  • Angela
    August 1, 2014, 3:43 am

    I am having a issue with my childs father making false reports to f.o.c about parenting time. We have not gone by the court order in over a year!! I let him take his son all the time. He claims that I refused to let him have his son, he continues to lie. When he does not get his way, he runs to f.o.c to cause problems for me and my family.I filed a grievance with f.o.c and requested a new mediator due to her taking the fathers side and feeding me false information, and my request was denied. I have had to file a p.p.o against the father due to stalking issues. My family and friends have witnessed me letting the child go with the father. Please help, what do I do?

  • nathan
    May 30, 2013, 2:35 pm

    I am having many issues with my EX over parenting time. My daughter goes to school later in the day now gets out of school almost at 4pm when my parenting time starts at 3pm I was wondering is there a way to change this at all. Also last summer lost both weeks of vacation because EX decided that she had other thing going on those weeks. I am afraid same thing is going to happen this year as well. She continues to plan activities on my weekends and tells me about them last minute. The only communication from EX I get is through our 10 year old daughter. Every week is seems she wants to modify parenting time I don’t know what I should do because it’s my daughter asking not my EX even though it’s for my EX’s benefit.

  • Thompson Hall
    January 25, 2013, 2:31 pm


    You bring up two very important and heartbreaking issues.

    First, if you have a valid concern for the safety of our children please seek help from an attorney, court services, domestic abuse office, or the local county social services agency.

    Second, court orders often dictate the parties to attempt, in good faith, Alternative Dispute Resolution (ADR) before courts will act. Check your order to see if any method is required. Parents can help their children by not withholding child support or parenting time. Children generally fare best when they have the emotional and financial support and ongoing involvement of both parents. Since you are currently experiencing a serious conflict over parenting time I would recommend you consult a mediator, attorney, or parenting time expeditor. More information can be found at:

  • Gramn Simmonds
    January 21, 2013, 5:46 am

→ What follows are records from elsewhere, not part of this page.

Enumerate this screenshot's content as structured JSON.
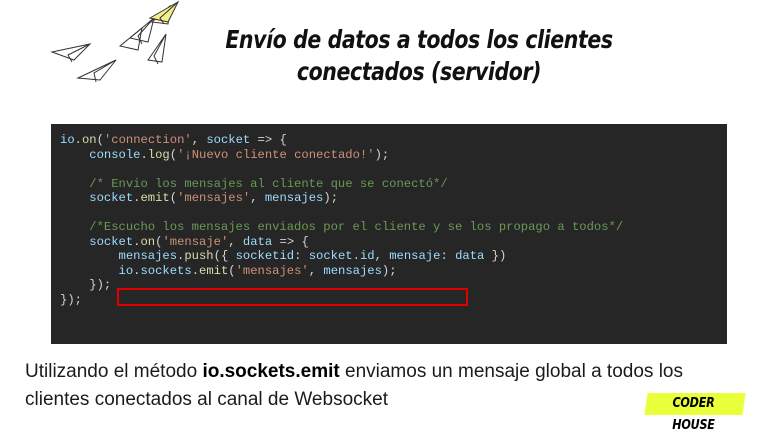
{
  "slide": {
    "title_line1": "Envío de datos a todos los clientes",
    "title_line2": "conectados (servidor)"
  },
  "code": {
    "lines": [
      [
        {
          "t": "io",
          "c": "kw"
        },
        {
          "t": ".",
          "c": "pl"
        },
        {
          "t": "on",
          "c": "fn"
        },
        {
          "t": "(",
          "c": "pl"
        },
        {
          "t": "'connection'",
          "c": "str"
        },
        {
          "t": ", ",
          "c": "pl"
        },
        {
          "t": "socket",
          "c": "kw"
        },
        {
          "t": " => {",
          "c": "pl"
        }
      ],
      [
        {
          "t": "    ",
          "c": "pl"
        },
        {
          "t": "console",
          "c": "kw"
        },
        {
          "t": ".",
          "c": "pl"
        },
        {
          "t": "log",
          "c": "fn"
        },
        {
          "t": "(",
          "c": "pl"
        },
        {
          "t": "'¡Nuevo cliente conectado!'",
          "c": "str"
        },
        {
          "t": ");",
          "c": "pl"
        }
      ],
      [],
      [
        {
          "t": "    ",
          "c": "pl"
        },
        {
          "t": "/* Envio los mensajes al cliente que se conectó*/",
          "c": "cm"
        }
      ],
      [
        {
          "t": "    ",
          "c": "pl"
        },
        {
          "t": "socket",
          "c": "kw"
        },
        {
          "t": ".",
          "c": "pl"
        },
        {
          "t": "emit",
          "c": "fn"
        },
        {
          "t": "(",
          "c": "pl"
        },
        {
          "t": "'mensajes'",
          "c": "str"
        },
        {
          "t": ", ",
          "c": "pl"
        },
        {
          "t": "mensajes",
          "c": "kw"
        },
        {
          "t": ");",
          "c": "pl"
        }
      ],
      [],
      [
        {
          "t": "    ",
          "c": "pl"
        },
        {
          "t": "/*Escucho los mensajes enviados por el cliente y se los propago a todos*/",
          "c": "cm"
        }
      ],
      [
        {
          "t": "    ",
          "c": "pl"
        },
        {
          "t": "socket",
          "c": "kw"
        },
        {
          "t": ".",
          "c": "pl"
        },
        {
          "t": "on",
          "c": "fn"
        },
        {
          "t": "(",
          "c": "pl"
        },
        {
          "t": "'mensaje'",
          "c": "str"
        },
        {
          "t": ", ",
          "c": "pl"
        },
        {
          "t": "data",
          "c": "kw"
        },
        {
          "t": " => {",
          "c": "pl"
        }
      ],
      [
        {
          "t": "        ",
          "c": "pl"
        },
        {
          "t": "mensajes",
          "c": "kw"
        },
        {
          "t": ".",
          "c": "pl"
        },
        {
          "t": "push",
          "c": "fn"
        },
        {
          "t": "({ ",
          "c": "pl"
        },
        {
          "t": "socketid",
          "c": "kw"
        },
        {
          "t": ": ",
          "c": "pl"
        },
        {
          "t": "socket",
          "c": "kw"
        },
        {
          "t": ".",
          "c": "pl"
        },
        {
          "t": "id",
          "c": "kw"
        },
        {
          "t": ", ",
          "c": "pl"
        },
        {
          "t": "mensaje",
          "c": "kw"
        },
        {
          "t": ": ",
          "c": "pl"
        },
        {
          "t": "data",
          "c": "kw"
        },
        {
          "t": " })",
          "c": "pl"
        }
      ],
      [
        {
          "t": "        ",
          "c": "pl"
        },
        {
          "t": "io",
          "c": "kw"
        },
        {
          "t": ".",
          "c": "pl"
        },
        {
          "t": "sockets",
          "c": "kw"
        },
        {
          "t": ".",
          "c": "pl"
        },
        {
          "t": "emit",
          "c": "fn"
        },
        {
          "t": "(",
          "c": "pl"
        },
        {
          "t": "'mensajes'",
          "c": "str"
        },
        {
          "t": ", ",
          "c": "pl"
        },
        {
          "t": "mensajes",
          "c": "kw"
        },
        {
          "t": ");",
          "c": "pl"
        }
      ],
      [
        {
          "t": "    });",
          "c": "pl"
        }
      ],
      [
        {
          "t": "});",
          "c": "pl"
        }
      ]
    ]
  },
  "caption": {
    "prefix": "Utilizando el método ",
    "bold": "io.sockets.emit",
    "suffix": " enviamos un mensaje global a todos los clientes conectados al canal de Websocket"
  },
  "logo": {
    "text": "CODER HOUSE"
  },
  "colors": {
    "accent": "#e8ff3a",
    "code_bg": "#262626",
    "highlight_border": "#e00000"
  },
  "icons": [
    "paper-plane-icon"
  ]
}
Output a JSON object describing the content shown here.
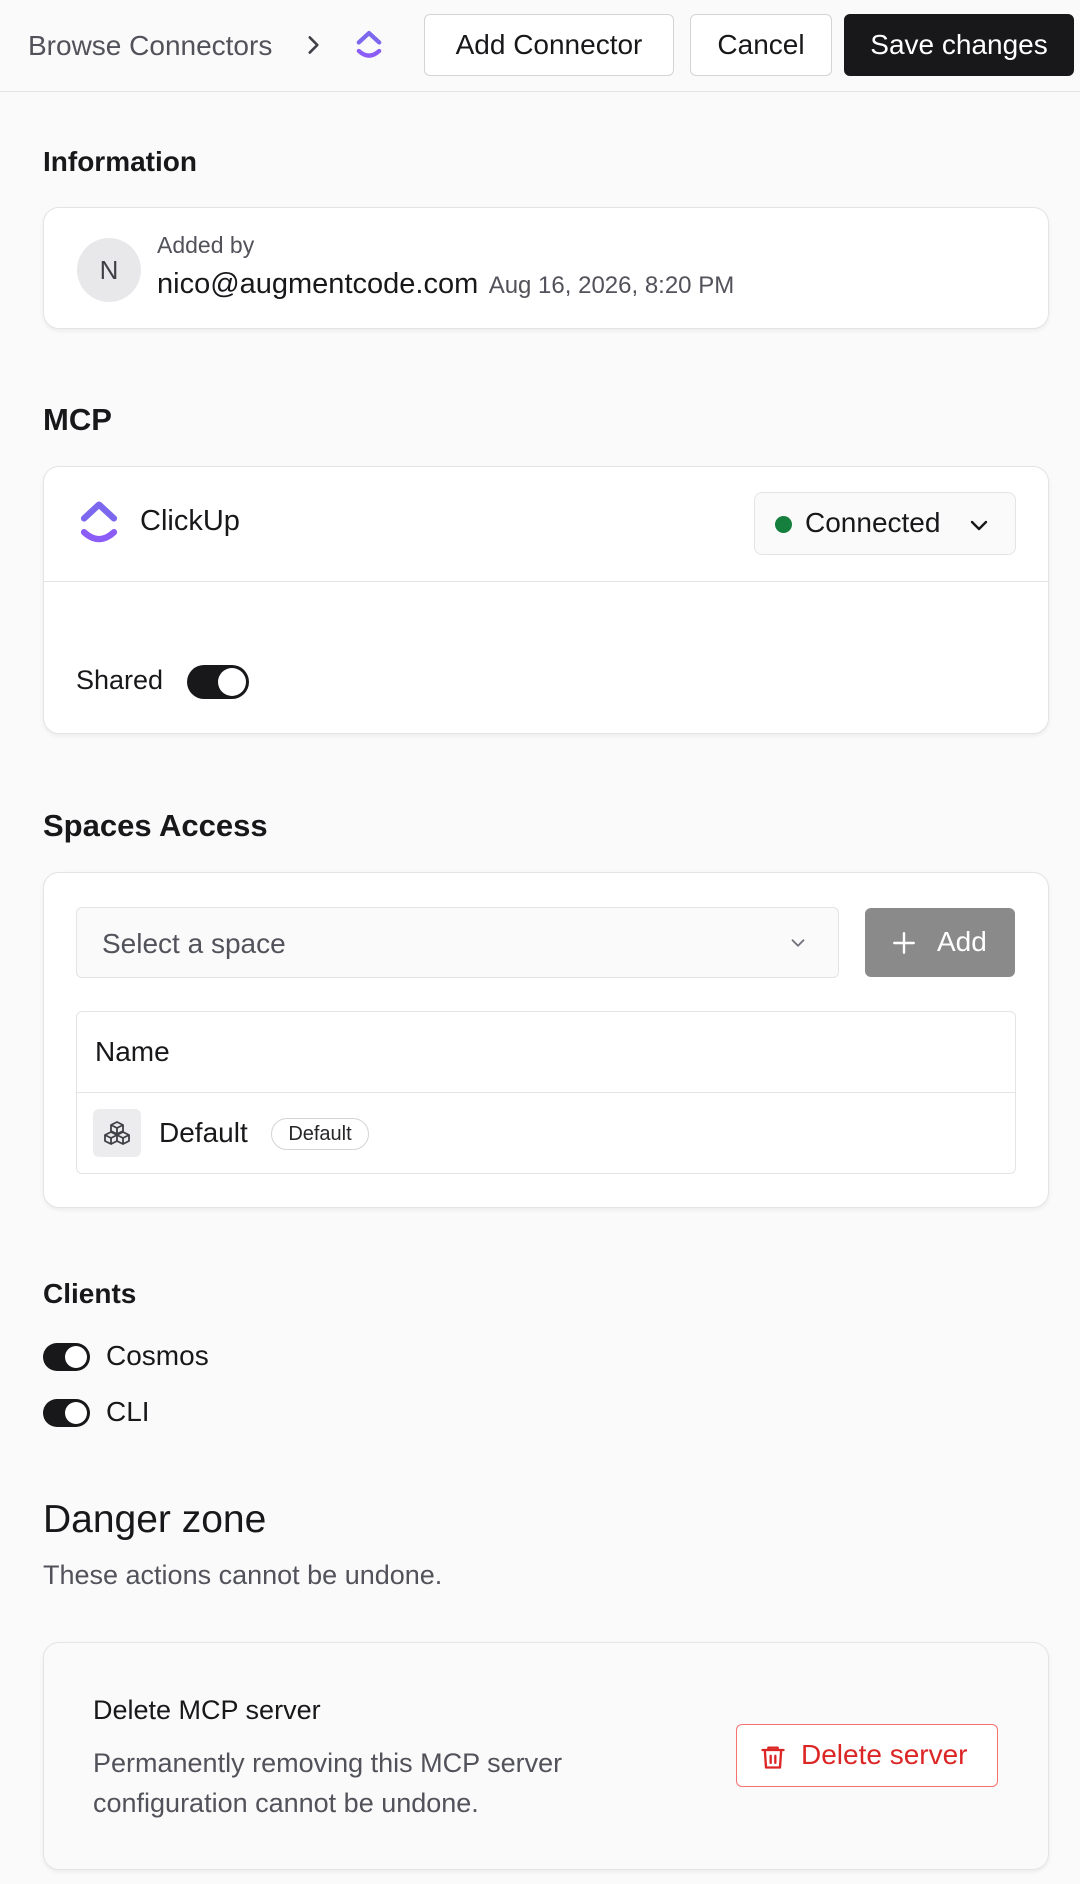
{
  "header": {
    "breadcrumb_label": "Browse Connectors",
    "add_connector_label": "Add Connector",
    "cancel_label": "Cancel",
    "save_label": "Save changes"
  },
  "information": {
    "title": "Information",
    "avatar_initial": "N",
    "added_by_label": "Added by",
    "email": "nico@augmentcode.com",
    "date": "Aug 16, 2026, 8:20 PM"
  },
  "mcp": {
    "title": "MCP",
    "name": "ClickUp",
    "status": "Connected",
    "shared_label": "Shared",
    "shared_on": true
  },
  "spaces": {
    "title": "Spaces Access",
    "select_placeholder": "Select a space",
    "add_label": "Add",
    "table_header": "Name",
    "rows": [
      {
        "name": "Default",
        "badge": "Default"
      }
    ]
  },
  "clients": {
    "title": "Clients",
    "items": [
      {
        "name": "Cosmos",
        "enabled": true
      },
      {
        "name": "CLI",
        "enabled": true
      }
    ]
  },
  "danger": {
    "title": "Danger zone",
    "subtitle": "These actions cannot be undone.",
    "delete_title": "Delete MCP server",
    "delete_desc_line1": "Permanently removing this MCP server",
    "delete_desc_line2": "configuration cannot be undone.",
    "delete_button": "Delete server"
  },
  "colors": {
    "accent_dark": "#18181b",
    "status_green": "#15803d",
    "danger_red": "#dc2626",
    "clickup_purple": "#7b68ee"
  },
  "icons": {
    "breadcrumb_separator": "chevron-right-icon",
    "connector_logo": "clickup-logo-icon",
    "status_dropdown": "chevron-down-icon",
    "add": "plus-icon",
    "space": "cubes-icon",
    "delete": "trash-icon"
  }
}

    I have an existing order in place yet my ex-wife has still found ways to use my love for my boys against me. She has begun keeping them from me on my designated weekends using their extra curricular activities against me. I can get them there just as we’ll as she can. I’m also allowed by court order one phone call a week, these I am not getting consistently either and when I do I only get up to 5 minutes at a time. They are not allowed to say I love you when on the phone or they get in trouble which depending on her mood can be serious. It is court record that she made her oldest son lick the toilet seat after he forgot to lift the lid and also that her daughter reported her to DHS for slapping her across the face. I know it is very hard to prove mental abuse but I believe my boys are experiencing it. I can tell they understand what’s going on with their mom but its only a matter of time before they start believing what she tells them. Please help if you can or give me some suggestions on what I have in my power to do without causing any more harm to my boys, thank you!